I recently got an opp to interview a few of the stars of Born This Way. As on TV, they spoke their minds and hearts, sharing thoughts on raising children with Down syndrome and bullying—along with a few choice words for our president.
The series, which follows the lives of a group of young adults with Down syndrome living in Southern California, has raised awareness and busted stereotypes about having a disability, and helped people see why inclusion should be the rule, not the exception. It racked up six Emmy nominations this year, including one for Outstanding Unstructured Reality Program (which it won last year).
The cast continues to score individual successes. Sean McElwee has started his own clothing line, Seanese. Rachel Osterbach is pursuing her dreams as an actress. John Tucker, an aspiring rapper/musician, is working on several original songs and will be collaborating with DSON, a rapper. The three also do speaking engagements, both in the U.S. and worldwide.
Here they are, not holding back.
Born This Way has helped people better understand what life with Down syndrome is like. But what do you think people still don't get?
Rachel: "I think that people still do not understand that people with Down Syndrome can really live independently."
Sean: "Probably that we have help to do the things we want to do and I have a job coach, a supported-living staff and they drive me places and help me shop and everything. And Chef Gino helps me cook too."
John: "Born This Way has helped people see that even though we have Down syndrome we have goals and dreams. We are just like everyone, we want to succeed."
Sean: "Let your kids try things they want to even if you don't think they can do it because they might be able to with practice. My mom and dad helped sign me up for things I wanted to try like singing and dancing and sports and acting. And I couldn't even talk very good but she signed me up anyway."
John: "Be patient and helpful with a child even if it seems their dream is unattainable. Try harder, you will get a answer one way or another."
Rachel: "My advice is not to be scared—don't limit your child, give them a chance to be included in the world and to show what they can do. My parents have always loved me for who I am, and that is the most important thing."
Sean: "I would tell him not to take away my services that help me be independent and to not be rude. And I would tell him to let me be the next president and show him how to respect everybody."
Rachel: "If President Trump came on the show I would say to him, 'What you are doing in this world is not right. You need to pull yourself together and be nicer to people!' I would talk to him in private about showing people with Down syndrome more respect. I think Trump needs therapy. I think I should be the next president! I will be 35 in December, so after that I can be president."

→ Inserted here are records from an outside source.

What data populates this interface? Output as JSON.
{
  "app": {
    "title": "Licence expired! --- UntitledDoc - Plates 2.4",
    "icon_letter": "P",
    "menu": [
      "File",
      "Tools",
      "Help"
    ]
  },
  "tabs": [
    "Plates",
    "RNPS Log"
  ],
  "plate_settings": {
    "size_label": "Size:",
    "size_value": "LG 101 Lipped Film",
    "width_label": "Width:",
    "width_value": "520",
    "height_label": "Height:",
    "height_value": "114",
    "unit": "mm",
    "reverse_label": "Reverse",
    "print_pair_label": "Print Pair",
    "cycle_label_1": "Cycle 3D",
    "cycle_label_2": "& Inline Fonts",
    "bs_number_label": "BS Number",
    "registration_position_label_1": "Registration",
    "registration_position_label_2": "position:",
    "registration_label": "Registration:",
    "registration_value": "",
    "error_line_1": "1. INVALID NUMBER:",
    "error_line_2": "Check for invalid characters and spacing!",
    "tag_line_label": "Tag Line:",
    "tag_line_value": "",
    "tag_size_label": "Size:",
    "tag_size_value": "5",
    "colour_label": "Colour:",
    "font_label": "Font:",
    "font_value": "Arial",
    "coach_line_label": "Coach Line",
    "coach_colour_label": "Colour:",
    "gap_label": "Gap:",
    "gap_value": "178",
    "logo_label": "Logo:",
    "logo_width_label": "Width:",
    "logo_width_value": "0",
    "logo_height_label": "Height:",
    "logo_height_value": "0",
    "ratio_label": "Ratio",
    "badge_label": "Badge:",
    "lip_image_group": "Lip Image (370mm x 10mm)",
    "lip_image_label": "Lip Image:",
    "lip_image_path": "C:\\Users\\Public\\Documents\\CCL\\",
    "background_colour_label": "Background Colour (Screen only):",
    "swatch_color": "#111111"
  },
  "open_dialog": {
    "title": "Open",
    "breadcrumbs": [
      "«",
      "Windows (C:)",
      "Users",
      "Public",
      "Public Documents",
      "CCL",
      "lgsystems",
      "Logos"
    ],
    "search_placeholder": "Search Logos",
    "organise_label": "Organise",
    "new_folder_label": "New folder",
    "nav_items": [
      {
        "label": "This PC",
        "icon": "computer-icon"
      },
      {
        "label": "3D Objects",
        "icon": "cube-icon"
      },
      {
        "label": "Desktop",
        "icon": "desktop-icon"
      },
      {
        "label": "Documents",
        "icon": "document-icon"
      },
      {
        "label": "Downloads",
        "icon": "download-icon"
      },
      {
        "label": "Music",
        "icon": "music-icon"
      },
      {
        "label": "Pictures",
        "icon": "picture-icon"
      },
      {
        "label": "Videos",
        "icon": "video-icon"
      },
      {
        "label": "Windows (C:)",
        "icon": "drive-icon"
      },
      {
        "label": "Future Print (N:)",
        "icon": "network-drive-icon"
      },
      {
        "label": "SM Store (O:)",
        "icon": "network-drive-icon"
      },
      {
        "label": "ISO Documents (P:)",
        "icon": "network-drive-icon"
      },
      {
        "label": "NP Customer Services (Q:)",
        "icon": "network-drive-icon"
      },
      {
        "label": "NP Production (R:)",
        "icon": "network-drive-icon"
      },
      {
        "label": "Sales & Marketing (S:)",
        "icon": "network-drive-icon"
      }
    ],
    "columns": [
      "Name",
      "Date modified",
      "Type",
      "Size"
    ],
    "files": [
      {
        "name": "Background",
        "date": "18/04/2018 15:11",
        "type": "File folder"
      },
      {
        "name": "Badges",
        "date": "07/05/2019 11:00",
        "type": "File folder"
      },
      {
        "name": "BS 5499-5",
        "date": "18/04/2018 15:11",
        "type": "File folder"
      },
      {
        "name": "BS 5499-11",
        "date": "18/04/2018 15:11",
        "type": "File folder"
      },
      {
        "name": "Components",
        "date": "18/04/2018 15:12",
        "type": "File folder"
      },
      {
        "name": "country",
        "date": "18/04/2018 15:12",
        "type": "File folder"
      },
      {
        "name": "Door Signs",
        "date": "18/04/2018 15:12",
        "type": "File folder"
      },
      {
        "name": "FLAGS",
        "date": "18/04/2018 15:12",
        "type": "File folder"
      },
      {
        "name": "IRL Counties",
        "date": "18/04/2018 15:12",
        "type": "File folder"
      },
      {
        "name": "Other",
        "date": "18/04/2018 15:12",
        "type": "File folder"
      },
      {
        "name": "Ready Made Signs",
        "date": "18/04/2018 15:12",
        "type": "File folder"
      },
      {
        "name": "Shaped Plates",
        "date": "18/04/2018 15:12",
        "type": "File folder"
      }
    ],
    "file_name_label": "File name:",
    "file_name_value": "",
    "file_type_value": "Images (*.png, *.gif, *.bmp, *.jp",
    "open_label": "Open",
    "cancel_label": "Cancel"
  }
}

Rachel: "I do not like the r-word, and people should not use it. It is not nice to say that to anybody—it is really bullying someone when you do that. Someone called me the r-word in high school, they called me a 'retard' and I felt uncomfortable and upset."
John: "The r-word is degrading to anyone with or without a disability. It is as offensive as the n-word."
Sean: "Let's end it. I hate that word. Nobody ever called me that but I hear it and it makes me sad."
UPDATE: Born This Way won two Emmys, for Casting for a Reality Program and Cinematogrophy for a Reality Program. Rachel and John made history by becoming the first individuals with Down syndrome to present an aware at a major televised award show.